Steve: This was a great project. CEA wanted to follow kids over the course of a week and see how they used their cell phones - how much did they talk, text, take pictures (for those who had camera phones), what kind of personalizations they made to their phones, and how they carried their phones. We used our KDA Revelation system to set up blogs for each of the 36 kids that were recruited to participate. The kids were from urban, suburban and rural areas all over the country. That's were the Internet/connection fits in.
Lee: KDA Revelation?
Steve: KDA Revelation is an online system we developed to facilitate these kinds of studies - and yes it leverages multiple collaborative tools - blogs, boards, chats, web forms - to engage participants in our study.
Lee: From what I understand, the blogs were a big part of it. How did the kids use the blogs?
Steve: For this study, we chose blogs as we wanted to have each kid privately detail his or her usage without being influenced by their peers. The only people who could see a participant's blog were the researchers and the participants themselves. The kids kept essentially an online journal of their experiences during the week. The blogs offered the richness and immediacy that paper simply cannot do. I have an example of this.
My favorite picture from the study was a picture of a classroom with the teacher up at the blackboard, back turned to the students. We had asked that the kids take a picture of the location of a given phone usage if possible. The picture was obviously taken from a camera phone and the person who posted it said that she had been playing a game to fend off boredom during her math class. The picture really made us feel like we were there in the classroom with her, and it would have been really difficult and intrusive to have a researcher attempt be there to capture that moment. In fact, I don't think we would have caught that moment any other way.
Lee: So the kids blog their experiences for a week. How did you analyze that data?
Steve: In terms of analysis, it was quite a lot to data to analyze, especially for a qualitative study. Over the course of the week, the kids recorded over 700 specific phone uses which we culled into a database and analyzed, by type, duration, other party, purpose, etc. We also had several hundred individual records regarding personalizations, transportation and accessories. Then beyond that, we had 30+ long form responses to No Phone Day.
Lee: Any lessons learned about using private blogs for research purposes?
Steve: The big lesson is that the same qualities that have placed blogs at the center of the public blogging phenomenon can be harnessed for other purposes. Blogs - public or private - really are such a great conduit for people to reveal things about themselves. The amount of data we get in every project we do is sometimes overwhelming. We've learned quickly that we needed to develop effective ways of managing the information as it comes in so that we can stay on top of it.
Lee: Whatâ€™s next for KDA/Revelation?
Steve: I think KDA/Revelation will continue to evolve as we focus on being able to stream the data as it comes so we can get our analysis going as early as possible in the process. I think we've only tapped a part of the potential with blogs - and we'll utilizing more and more as we increase our facility with the system.
Lee: Thanks a bunch Steve!
Steve: No, thank you, Lee.

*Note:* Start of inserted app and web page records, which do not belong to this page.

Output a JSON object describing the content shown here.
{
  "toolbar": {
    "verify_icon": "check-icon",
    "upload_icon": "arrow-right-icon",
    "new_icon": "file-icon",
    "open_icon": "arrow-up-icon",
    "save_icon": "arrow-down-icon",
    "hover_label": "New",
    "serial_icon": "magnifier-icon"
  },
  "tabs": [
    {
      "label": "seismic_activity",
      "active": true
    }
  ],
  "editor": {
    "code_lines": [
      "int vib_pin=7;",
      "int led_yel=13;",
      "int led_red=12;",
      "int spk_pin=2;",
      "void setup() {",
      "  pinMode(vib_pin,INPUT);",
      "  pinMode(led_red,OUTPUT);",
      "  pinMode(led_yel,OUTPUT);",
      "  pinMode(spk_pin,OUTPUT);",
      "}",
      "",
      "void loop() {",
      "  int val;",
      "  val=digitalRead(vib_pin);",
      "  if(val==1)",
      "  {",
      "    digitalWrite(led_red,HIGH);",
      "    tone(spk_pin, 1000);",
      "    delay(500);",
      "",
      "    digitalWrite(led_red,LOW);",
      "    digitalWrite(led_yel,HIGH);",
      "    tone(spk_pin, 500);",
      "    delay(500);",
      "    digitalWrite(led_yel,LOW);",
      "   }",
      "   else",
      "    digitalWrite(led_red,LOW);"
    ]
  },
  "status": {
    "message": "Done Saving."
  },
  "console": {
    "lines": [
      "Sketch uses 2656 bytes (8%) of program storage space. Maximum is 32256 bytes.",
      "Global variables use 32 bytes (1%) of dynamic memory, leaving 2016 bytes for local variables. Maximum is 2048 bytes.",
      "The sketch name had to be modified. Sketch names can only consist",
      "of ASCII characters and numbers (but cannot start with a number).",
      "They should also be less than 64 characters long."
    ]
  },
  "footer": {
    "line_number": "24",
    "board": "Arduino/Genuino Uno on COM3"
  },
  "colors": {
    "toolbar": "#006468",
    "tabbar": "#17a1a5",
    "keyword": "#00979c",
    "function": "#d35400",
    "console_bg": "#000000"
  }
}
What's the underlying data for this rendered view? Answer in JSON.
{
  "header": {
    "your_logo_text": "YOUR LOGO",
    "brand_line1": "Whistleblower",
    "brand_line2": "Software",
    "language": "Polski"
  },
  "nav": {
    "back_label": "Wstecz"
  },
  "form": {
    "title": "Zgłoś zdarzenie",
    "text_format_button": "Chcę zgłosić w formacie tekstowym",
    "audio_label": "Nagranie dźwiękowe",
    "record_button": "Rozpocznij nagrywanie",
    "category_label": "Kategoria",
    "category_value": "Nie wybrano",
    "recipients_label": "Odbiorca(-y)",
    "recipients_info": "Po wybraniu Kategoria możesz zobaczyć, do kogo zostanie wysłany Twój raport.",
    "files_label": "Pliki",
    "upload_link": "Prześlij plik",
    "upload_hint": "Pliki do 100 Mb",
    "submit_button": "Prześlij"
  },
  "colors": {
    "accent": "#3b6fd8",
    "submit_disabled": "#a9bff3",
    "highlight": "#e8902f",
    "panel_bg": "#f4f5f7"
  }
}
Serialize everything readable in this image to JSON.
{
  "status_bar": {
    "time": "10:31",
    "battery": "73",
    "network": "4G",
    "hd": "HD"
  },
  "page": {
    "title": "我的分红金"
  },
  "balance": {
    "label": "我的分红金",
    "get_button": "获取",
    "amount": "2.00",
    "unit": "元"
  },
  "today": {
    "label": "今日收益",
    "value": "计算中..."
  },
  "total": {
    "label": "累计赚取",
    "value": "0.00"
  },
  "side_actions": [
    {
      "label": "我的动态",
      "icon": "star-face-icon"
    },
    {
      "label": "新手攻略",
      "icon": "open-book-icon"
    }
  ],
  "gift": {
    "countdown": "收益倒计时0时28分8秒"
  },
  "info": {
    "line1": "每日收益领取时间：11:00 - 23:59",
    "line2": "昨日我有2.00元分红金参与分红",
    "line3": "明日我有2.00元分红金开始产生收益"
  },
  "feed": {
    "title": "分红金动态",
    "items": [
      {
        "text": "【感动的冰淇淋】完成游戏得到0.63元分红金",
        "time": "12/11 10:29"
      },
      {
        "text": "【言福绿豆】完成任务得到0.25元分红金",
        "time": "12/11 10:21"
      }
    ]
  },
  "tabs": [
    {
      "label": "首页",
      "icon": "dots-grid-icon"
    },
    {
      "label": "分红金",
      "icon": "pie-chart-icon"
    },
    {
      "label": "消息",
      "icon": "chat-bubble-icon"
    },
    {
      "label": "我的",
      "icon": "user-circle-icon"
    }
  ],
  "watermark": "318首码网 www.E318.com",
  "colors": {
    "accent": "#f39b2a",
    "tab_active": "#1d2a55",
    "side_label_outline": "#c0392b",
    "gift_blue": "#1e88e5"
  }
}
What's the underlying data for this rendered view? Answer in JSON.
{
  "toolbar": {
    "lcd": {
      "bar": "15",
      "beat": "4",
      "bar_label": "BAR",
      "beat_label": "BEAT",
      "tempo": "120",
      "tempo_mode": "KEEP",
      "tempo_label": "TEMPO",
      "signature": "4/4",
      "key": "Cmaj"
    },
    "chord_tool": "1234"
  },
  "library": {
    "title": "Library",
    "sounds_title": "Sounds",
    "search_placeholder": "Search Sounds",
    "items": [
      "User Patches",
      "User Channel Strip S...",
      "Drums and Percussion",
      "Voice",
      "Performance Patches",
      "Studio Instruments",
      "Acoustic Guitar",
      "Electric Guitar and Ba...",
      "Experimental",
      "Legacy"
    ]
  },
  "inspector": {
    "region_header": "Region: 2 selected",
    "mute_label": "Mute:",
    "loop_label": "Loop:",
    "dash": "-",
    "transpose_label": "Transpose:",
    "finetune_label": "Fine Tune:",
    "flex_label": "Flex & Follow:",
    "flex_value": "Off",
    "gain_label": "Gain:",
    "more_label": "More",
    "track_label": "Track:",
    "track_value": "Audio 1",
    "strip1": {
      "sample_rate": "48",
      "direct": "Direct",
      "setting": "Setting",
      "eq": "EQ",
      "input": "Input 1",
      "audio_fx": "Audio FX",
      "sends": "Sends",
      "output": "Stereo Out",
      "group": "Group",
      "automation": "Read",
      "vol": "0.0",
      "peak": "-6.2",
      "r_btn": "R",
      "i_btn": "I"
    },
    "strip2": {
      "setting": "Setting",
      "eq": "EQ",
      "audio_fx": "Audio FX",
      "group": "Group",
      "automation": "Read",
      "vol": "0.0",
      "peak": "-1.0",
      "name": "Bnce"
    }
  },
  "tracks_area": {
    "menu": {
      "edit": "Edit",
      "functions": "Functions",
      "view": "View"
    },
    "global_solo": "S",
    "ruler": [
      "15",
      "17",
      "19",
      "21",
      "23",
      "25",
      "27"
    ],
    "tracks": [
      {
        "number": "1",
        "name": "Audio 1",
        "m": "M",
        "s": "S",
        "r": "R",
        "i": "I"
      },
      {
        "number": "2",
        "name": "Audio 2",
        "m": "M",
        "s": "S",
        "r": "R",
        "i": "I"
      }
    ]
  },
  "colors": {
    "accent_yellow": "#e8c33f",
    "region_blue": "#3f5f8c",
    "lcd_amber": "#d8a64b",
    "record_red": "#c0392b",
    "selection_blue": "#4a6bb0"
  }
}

Steve August is a Principal of KDA Research based in San Francisco, California. He directs KDA's efforts in assessing and utilizing technology to innovate new research techniques and methodologies, and has spearheaded the development of KDA's new online in-depth research system - KDA Revelationâ„¢.